   Andrea and Pio, about to be homeless in Vegas, was offered lodging at my Volcano "spiritual retreat" in the rain forest.  They would take care of the property, I would support them.  Just minimal housekeeping and providing security would be enough.  But then Andrea spotted all that land.  She heard that the private disco was only temporary before it would be converted into Rochelle's ballet studio.  There's a Charter school in Volcano Village where kids don't have any access to ballet lessons.  So Andrea, possessed already for her need to express her passion for gardening, told me, 

  "I will create my ‘garden masterpiece’ so that when Rochelle's future students come for class, they will walking through beautiful flower gardens, inspiring their dancing."  

  So that's the story of Andrea's Gardens.  Grandma labors with passion 7 days a week, rain or shine - usually rain, in preparation of her granddaughter's eventual coming.  Meanwhile, her son-in-law can keep on disco dancing when he vacations from Honolulu with his wife, who eagerly comes to visit her parents.  Being that I am a lifelong artist (MA, painting, Chicago; Ph.D., Aesthetic Psychology, Cincinnati), the gardens inspire my abstract digital art.  Meanwhile, Andrea pursues her goal to do her life's garden masterpiece with 3 acres of rain forested canvas.  And Rochelle, budding ballet starlet off to the East Coast, will eventually come to roost and share her talent with Big Islanders who seek to learn from the best.  There you have it, Volcano gardens that serve 3 generations of artists - of Hawaii.


* Some may be asking, “What ever happen to the Disco Dentist?  Disco Doc transformed himself to Pygoya, Web artist and co-founder of Webism, an art movement of global artists, now hundreds strong, dedicated to making digital art FOR the Internet instead of physical galleries. Pygoya is also founder and director of a virtual art museum at  Search Google with “internet art museum” and Truly Virtual Web Art Museum is listed lst among over 185 million link results.  A big victory for a Hawaii-based Web site!

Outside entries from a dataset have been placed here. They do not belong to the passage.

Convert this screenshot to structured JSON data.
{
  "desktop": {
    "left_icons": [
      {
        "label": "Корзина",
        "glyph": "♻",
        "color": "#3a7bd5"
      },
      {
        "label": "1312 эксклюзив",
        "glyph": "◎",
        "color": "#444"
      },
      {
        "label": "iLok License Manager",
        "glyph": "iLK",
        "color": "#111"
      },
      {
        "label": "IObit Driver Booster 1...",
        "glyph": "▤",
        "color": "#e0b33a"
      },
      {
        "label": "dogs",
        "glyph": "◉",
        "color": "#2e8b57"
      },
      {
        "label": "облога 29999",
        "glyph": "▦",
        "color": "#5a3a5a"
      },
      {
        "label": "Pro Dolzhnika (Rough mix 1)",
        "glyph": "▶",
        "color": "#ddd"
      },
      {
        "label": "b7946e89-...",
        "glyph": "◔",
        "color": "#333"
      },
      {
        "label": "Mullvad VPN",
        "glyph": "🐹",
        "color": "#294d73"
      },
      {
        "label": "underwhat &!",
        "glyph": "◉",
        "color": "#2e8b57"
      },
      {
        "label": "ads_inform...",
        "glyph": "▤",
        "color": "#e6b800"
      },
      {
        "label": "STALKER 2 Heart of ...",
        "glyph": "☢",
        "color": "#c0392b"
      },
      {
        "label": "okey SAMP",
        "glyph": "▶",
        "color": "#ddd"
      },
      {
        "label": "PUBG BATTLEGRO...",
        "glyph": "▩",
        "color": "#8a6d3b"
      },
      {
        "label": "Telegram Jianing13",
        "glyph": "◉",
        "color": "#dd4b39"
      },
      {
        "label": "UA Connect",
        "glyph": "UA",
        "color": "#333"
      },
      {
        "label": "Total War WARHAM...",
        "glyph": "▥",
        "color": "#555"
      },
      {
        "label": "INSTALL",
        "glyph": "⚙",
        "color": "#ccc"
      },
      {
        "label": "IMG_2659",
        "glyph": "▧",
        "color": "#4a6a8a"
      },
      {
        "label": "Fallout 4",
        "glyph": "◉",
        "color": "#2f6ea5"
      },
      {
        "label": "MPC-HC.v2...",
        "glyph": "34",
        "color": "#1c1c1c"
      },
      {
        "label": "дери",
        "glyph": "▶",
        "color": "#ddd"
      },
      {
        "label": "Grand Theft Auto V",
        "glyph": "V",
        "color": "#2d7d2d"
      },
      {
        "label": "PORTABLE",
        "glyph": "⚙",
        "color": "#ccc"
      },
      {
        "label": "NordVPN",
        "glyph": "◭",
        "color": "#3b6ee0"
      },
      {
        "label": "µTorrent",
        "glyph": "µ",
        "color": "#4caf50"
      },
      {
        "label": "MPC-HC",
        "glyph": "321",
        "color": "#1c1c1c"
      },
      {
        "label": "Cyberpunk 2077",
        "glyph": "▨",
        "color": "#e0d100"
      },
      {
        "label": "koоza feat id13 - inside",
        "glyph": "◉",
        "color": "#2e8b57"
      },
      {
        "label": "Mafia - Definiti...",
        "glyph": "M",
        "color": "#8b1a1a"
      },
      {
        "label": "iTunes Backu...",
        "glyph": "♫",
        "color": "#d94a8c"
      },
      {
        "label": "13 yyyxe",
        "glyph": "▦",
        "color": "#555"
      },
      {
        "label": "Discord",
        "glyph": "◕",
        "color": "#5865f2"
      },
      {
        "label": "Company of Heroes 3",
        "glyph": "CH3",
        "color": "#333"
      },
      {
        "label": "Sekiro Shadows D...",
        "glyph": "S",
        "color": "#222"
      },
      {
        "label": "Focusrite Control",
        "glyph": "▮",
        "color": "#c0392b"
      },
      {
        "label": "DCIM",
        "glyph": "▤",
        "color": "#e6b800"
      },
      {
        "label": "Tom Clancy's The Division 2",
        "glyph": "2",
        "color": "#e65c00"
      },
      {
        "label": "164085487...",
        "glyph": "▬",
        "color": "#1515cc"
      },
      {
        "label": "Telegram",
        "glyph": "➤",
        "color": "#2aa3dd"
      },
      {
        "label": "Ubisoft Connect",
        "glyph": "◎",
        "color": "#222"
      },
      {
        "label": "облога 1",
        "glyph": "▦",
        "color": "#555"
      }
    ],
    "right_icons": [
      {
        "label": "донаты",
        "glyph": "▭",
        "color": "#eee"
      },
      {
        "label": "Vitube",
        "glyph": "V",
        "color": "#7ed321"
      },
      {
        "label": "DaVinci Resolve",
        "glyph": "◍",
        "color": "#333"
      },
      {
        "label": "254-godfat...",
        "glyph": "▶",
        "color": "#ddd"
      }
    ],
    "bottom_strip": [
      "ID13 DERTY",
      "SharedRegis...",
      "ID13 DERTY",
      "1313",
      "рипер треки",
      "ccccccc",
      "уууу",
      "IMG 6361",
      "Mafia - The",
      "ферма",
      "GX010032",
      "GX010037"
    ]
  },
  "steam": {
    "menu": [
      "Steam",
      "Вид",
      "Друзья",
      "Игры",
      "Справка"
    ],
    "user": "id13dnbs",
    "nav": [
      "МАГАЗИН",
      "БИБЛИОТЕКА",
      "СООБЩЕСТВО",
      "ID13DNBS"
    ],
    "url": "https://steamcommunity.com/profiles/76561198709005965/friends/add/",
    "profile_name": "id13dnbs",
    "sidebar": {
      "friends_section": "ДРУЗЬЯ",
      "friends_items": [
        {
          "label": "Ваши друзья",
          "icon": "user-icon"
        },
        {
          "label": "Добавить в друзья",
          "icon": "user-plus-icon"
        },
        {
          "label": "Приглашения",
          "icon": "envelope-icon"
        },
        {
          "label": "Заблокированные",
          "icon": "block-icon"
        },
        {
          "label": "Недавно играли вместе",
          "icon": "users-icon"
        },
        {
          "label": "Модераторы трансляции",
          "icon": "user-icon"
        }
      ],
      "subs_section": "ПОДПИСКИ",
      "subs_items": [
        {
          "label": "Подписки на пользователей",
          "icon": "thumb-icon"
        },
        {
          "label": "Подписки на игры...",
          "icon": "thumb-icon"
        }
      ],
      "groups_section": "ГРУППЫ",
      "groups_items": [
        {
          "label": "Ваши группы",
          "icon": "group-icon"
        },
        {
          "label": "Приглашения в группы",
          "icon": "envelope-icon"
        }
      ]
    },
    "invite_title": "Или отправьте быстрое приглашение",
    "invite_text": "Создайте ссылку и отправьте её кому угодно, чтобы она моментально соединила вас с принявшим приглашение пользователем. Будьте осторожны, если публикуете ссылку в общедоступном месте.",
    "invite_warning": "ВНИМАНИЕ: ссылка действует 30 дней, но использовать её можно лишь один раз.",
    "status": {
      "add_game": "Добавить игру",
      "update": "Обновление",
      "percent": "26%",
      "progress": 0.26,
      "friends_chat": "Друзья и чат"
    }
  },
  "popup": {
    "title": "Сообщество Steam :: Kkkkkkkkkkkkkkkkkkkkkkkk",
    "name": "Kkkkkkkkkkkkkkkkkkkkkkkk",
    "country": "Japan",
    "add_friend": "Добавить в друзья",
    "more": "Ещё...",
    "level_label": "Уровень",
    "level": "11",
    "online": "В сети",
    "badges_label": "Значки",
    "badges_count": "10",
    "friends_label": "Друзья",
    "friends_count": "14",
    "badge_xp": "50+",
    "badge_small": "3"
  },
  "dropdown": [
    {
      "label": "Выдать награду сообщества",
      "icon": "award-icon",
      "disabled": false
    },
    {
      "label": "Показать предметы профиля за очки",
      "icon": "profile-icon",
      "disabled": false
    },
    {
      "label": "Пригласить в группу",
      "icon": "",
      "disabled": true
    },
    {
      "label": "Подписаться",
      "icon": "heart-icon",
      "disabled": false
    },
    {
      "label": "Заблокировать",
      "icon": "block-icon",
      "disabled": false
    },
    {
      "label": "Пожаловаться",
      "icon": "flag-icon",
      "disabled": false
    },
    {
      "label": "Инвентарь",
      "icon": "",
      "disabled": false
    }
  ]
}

The brick n’ mortar New York City museums, like MOMA and the Whitney, are listed below Py’s virtual museum.